It started with a bug and a microscope.

“That was it. That’s what did it for me,” said Tammy Raman, who works as a medical laboratory technician in Ottumwa, Iowa. “I had never seen a microscope until a teacher showed me one. There was a bug under there, and I looked through and saw how big it was. From that point on, I knew I wanted to do something in the sciences.”

Exactly what – she wasn’t sure. She decided to take some time off after graduating from Ottumwa High School in 1982 to figure that out.

“I thought I might want to be a nurse, but then followed one around and decided that wasn’t for me,” Raman said. “Then I started thinking X-rays or lab tech. At some point, I came across materials advertising North Platte Community College and its Medical Laboratory Technician program. I decided the science part of that sounded neat, and they didn’t offer anything like that around me, so I packed up and moved to North Platte.”

She soon found there was more to the MLT program than looking at things under a microscope.

“I struggled at first,” Raman said. “I was a poor student and wasn’t prepared.
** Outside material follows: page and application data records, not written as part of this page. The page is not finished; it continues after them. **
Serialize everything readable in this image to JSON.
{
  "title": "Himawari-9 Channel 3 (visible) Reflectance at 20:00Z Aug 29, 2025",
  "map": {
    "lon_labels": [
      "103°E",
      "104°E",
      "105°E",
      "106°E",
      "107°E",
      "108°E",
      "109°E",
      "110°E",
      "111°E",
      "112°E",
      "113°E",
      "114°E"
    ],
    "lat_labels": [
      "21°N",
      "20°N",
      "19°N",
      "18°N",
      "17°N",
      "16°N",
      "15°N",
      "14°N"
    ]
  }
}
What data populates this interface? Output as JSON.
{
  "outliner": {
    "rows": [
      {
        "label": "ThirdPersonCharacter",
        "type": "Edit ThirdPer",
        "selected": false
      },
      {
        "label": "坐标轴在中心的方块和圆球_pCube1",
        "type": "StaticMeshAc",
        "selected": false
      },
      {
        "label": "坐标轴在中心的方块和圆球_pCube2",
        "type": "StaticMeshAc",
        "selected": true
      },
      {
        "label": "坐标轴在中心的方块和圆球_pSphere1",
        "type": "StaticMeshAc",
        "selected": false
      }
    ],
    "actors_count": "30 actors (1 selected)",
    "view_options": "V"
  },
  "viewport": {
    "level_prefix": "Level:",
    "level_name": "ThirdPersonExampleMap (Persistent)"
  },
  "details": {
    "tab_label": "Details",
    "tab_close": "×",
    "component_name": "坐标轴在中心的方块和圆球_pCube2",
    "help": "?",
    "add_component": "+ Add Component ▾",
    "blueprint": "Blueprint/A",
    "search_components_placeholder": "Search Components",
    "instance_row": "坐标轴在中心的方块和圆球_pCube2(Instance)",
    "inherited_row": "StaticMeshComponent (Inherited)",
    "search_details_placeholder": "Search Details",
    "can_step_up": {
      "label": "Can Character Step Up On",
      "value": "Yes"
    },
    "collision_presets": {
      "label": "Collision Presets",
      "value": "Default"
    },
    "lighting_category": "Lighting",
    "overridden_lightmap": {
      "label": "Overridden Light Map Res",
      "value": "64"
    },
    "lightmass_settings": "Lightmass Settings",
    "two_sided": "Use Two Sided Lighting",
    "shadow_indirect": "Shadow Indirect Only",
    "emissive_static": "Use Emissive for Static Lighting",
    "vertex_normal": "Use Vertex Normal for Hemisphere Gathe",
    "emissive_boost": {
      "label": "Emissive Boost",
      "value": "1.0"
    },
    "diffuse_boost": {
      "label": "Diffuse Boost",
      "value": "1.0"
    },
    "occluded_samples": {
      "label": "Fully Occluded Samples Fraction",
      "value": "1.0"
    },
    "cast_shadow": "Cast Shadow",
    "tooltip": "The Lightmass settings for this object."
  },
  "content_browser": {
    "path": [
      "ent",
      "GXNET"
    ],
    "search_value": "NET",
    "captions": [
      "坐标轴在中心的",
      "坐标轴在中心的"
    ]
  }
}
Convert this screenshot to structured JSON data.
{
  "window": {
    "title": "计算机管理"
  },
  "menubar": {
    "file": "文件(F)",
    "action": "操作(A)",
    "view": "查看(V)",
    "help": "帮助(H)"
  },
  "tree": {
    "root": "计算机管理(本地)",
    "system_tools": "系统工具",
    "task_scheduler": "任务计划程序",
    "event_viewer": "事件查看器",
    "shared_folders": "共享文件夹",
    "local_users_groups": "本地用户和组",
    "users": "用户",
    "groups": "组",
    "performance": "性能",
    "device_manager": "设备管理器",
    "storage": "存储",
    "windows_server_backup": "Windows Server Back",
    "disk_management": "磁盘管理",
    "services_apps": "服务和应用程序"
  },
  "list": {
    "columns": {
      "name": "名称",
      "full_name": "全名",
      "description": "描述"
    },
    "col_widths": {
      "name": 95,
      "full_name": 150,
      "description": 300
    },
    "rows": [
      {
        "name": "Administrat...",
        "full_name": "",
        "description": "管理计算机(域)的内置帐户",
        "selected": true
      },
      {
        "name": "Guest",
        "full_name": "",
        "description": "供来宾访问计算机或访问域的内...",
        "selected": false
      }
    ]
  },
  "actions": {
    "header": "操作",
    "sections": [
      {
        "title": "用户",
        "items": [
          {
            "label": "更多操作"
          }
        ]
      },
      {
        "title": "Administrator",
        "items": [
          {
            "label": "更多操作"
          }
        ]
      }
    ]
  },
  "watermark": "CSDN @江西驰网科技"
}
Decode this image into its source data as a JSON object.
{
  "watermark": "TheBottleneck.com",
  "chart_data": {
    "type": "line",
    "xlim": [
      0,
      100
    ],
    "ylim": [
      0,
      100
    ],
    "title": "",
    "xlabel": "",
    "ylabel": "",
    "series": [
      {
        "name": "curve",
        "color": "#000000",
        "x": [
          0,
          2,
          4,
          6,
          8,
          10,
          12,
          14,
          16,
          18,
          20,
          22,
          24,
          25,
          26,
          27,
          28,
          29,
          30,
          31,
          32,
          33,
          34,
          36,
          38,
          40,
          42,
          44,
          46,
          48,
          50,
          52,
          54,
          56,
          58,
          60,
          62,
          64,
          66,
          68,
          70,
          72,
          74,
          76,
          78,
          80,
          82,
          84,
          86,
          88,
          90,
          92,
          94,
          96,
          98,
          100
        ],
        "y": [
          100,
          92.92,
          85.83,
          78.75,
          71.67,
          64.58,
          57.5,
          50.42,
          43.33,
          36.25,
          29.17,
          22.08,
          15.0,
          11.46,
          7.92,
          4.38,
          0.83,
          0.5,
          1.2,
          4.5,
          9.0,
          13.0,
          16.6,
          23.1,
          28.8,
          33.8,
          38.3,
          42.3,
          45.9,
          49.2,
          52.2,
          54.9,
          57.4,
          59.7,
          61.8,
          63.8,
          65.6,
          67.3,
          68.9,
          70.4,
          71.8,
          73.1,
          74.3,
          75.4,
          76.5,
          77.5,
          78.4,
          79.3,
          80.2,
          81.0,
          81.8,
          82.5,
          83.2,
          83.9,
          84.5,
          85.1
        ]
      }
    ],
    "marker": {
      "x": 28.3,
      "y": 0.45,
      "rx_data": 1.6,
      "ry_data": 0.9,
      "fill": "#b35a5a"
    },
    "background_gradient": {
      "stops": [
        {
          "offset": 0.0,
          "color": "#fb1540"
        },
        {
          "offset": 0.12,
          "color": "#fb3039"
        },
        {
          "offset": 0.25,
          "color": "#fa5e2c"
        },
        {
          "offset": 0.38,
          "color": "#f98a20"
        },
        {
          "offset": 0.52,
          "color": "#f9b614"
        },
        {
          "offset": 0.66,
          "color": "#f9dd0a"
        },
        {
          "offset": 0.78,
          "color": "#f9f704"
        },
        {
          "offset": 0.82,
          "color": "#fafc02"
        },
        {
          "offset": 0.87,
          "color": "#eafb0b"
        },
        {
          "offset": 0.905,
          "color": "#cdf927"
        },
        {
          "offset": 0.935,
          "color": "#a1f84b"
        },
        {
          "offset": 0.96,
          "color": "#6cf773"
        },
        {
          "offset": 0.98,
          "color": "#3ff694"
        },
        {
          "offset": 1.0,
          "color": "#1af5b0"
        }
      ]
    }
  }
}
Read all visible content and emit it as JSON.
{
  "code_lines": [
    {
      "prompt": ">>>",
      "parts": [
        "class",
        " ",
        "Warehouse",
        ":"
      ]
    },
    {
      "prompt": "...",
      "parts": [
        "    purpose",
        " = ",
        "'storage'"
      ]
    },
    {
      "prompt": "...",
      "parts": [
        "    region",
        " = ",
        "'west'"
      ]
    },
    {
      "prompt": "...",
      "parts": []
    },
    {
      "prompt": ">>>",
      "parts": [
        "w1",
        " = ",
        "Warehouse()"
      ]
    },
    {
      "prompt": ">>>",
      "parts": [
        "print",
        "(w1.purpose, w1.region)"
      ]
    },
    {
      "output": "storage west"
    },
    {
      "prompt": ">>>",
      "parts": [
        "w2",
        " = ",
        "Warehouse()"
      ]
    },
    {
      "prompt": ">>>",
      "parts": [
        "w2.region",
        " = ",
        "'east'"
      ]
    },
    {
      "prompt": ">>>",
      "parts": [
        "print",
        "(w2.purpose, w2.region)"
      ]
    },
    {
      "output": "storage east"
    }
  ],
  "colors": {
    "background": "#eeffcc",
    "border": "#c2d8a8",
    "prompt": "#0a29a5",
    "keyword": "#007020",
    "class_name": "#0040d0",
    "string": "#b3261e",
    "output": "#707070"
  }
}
I didn’t take much math or chemistry in high school because I didn’t like those classes, so had a lot of catching up to do. I went to my instructors several times and said, ‘This is too hard. I want to quit.’ They looked at me and replied, ‘It’s hard for everybody. Keep going’.”

And keep going, she did – one day at a time.

“With every semester, things got a little bit easier,” Raman said. “Fortunately, I had great instructors who were willing to help me.”

One of them was Boyd Gentry.

“I remember being in tears after one of his chemistry classes because I just didn’t understand the lesson, and I thought I was in over my head,” said Raman. “Mr. Gentry spent two hours of his personal time working with me until I knew what it was I was supposed to be learning. He built up my confidence and helped me succeed.”

Much of the success was also due to Raman’s own efforts. She threw herself into college – studying late into the night and taking on extra hours in labs to boost her grades. It paid off. She earned almost straight ‘A’s her sophomore year and scored high on her board exam.

By the time Raman graduated from NPCC in 1986, she wasn’t just confident in her classes, she was confident in her abilities in the workforce as well.

“One of the reasons I liked the med lab tech program at NPCC was because it prepared me to do so many different things in so many different areas,” Raman said. “When I went to job interviews, I actually knew what I was talking about. I don’t think I ever applied for a job that I didn’t get.”

That diversity is what Raman still loves about MLT today. From drawing blood for satellite medical clinics to processing collections at major hospitals and testing foods for genetically modified organisms – Raman’s training provided her with a variety of opportunities.

She currently works for the U.S. Department of Veterans Affairs in an outpatient clinic in Ottumwa. She draws blood and subsequently conducts laboratory tests.

“It’s my favorite thing to do,” Raman said. “I love running tests, and I feel really at home in a hospital or clinic setting.”

Altogether, Raman has been doing lab work for 34 years. She’s witnessed a lot of changes in the industry since that time. The biggest evolutions were in the areas of technology, where data entry went from paper and pencil to electronic records, and personal protective equipment.

“It’s crazy how far things have come,” Raman said. “I started out before there was much of an awareness about HIV. At that time, people were eating, drinking and even smoking in the labs. Nobody wore gloves. That all changed with HIV, similar to the way COVID-19 is changing things now.”

She credits her instructors at NPCC for teaching her how to be open-minded and willing to adapt to the changes in addition to being organized, punctual and detail-oriented – all crucial components of being a medical laboratory technician.

“I have to take my job seriously and be on top of things,” Raman said. “Doctors are going to base diagnoses and prescriptions off the results I give them, and I always think that patient could be someone’s mother or sister or someone else who is loved. It’s up to me to make sure those results are accurate, and that’s been rewarding over the years. It makes me feel like I contribute to something.”

More information about the Med Lab Tech program at NPCC can be found online at: